Page and application data records:
=== Begin Enclosure ===

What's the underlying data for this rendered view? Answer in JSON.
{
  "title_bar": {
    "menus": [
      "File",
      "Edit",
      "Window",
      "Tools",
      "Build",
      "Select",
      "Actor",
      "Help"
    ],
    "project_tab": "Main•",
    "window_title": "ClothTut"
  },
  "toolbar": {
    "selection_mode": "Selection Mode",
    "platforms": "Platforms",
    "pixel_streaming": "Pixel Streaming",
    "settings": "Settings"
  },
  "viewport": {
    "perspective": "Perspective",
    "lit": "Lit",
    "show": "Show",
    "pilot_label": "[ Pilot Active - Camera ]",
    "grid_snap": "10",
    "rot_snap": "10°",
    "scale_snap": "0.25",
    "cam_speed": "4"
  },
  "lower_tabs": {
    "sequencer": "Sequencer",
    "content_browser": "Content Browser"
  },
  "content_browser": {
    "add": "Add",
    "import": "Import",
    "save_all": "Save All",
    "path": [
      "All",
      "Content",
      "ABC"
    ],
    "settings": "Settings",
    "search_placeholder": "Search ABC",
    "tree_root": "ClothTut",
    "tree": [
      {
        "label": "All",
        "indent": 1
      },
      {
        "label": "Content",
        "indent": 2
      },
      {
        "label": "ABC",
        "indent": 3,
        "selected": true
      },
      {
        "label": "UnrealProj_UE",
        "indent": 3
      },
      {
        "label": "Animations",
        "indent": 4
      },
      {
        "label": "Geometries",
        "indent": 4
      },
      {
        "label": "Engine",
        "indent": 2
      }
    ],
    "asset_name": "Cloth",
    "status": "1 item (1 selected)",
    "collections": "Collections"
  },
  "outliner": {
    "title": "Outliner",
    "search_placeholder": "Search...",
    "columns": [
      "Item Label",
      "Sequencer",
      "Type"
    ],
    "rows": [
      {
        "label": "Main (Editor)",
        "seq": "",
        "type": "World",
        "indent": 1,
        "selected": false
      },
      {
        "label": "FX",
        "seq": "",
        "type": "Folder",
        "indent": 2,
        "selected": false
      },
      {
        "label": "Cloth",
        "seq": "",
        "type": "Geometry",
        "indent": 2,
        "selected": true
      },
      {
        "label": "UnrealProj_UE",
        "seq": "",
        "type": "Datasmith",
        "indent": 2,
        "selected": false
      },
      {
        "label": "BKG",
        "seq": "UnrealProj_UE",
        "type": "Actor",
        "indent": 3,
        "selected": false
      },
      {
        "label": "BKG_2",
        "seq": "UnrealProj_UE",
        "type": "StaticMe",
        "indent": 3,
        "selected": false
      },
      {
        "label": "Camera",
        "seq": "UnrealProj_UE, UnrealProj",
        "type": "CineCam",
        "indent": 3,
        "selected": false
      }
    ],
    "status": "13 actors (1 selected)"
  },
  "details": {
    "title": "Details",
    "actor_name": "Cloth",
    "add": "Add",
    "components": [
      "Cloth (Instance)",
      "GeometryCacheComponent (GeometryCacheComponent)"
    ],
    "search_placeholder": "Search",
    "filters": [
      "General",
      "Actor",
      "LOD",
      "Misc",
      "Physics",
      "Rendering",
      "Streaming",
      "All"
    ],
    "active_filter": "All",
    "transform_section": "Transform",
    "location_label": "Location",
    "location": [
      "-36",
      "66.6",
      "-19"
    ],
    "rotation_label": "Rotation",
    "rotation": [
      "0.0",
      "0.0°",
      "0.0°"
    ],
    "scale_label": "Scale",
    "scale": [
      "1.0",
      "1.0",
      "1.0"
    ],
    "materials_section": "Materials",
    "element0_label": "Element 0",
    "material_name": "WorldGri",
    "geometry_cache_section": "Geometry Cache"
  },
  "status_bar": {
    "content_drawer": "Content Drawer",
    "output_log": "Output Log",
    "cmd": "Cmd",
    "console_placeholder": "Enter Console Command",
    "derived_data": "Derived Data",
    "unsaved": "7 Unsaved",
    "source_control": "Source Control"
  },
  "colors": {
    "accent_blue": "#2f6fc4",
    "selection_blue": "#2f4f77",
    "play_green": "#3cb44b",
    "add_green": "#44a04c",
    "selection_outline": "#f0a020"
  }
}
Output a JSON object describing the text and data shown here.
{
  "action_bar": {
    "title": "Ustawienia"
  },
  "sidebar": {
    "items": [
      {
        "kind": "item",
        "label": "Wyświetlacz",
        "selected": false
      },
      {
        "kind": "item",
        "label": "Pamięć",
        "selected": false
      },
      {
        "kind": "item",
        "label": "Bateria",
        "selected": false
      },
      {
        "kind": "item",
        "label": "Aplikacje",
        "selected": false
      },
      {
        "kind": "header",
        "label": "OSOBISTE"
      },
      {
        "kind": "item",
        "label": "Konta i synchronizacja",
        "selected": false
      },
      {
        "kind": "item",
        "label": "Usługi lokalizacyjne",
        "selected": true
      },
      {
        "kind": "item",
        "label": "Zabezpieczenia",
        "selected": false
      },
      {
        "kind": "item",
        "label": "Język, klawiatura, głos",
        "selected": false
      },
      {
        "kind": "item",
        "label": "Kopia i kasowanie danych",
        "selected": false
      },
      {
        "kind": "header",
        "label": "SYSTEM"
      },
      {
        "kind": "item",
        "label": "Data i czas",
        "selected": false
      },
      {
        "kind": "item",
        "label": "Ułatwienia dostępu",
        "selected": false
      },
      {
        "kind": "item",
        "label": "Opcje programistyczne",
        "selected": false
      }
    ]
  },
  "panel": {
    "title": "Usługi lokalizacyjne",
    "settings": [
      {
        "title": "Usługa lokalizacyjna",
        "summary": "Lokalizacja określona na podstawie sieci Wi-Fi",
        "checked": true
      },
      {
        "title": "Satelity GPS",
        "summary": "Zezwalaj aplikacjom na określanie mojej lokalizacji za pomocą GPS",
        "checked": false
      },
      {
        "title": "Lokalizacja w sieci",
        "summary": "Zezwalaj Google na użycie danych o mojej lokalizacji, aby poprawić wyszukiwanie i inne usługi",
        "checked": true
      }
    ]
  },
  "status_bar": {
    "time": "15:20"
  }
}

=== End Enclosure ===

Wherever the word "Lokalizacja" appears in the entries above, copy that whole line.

**Task answer:**
        "summary": "Lokalizacja określona na podstawie sieci Wi-Fi",
        "title": "Lokalizacja w sieci",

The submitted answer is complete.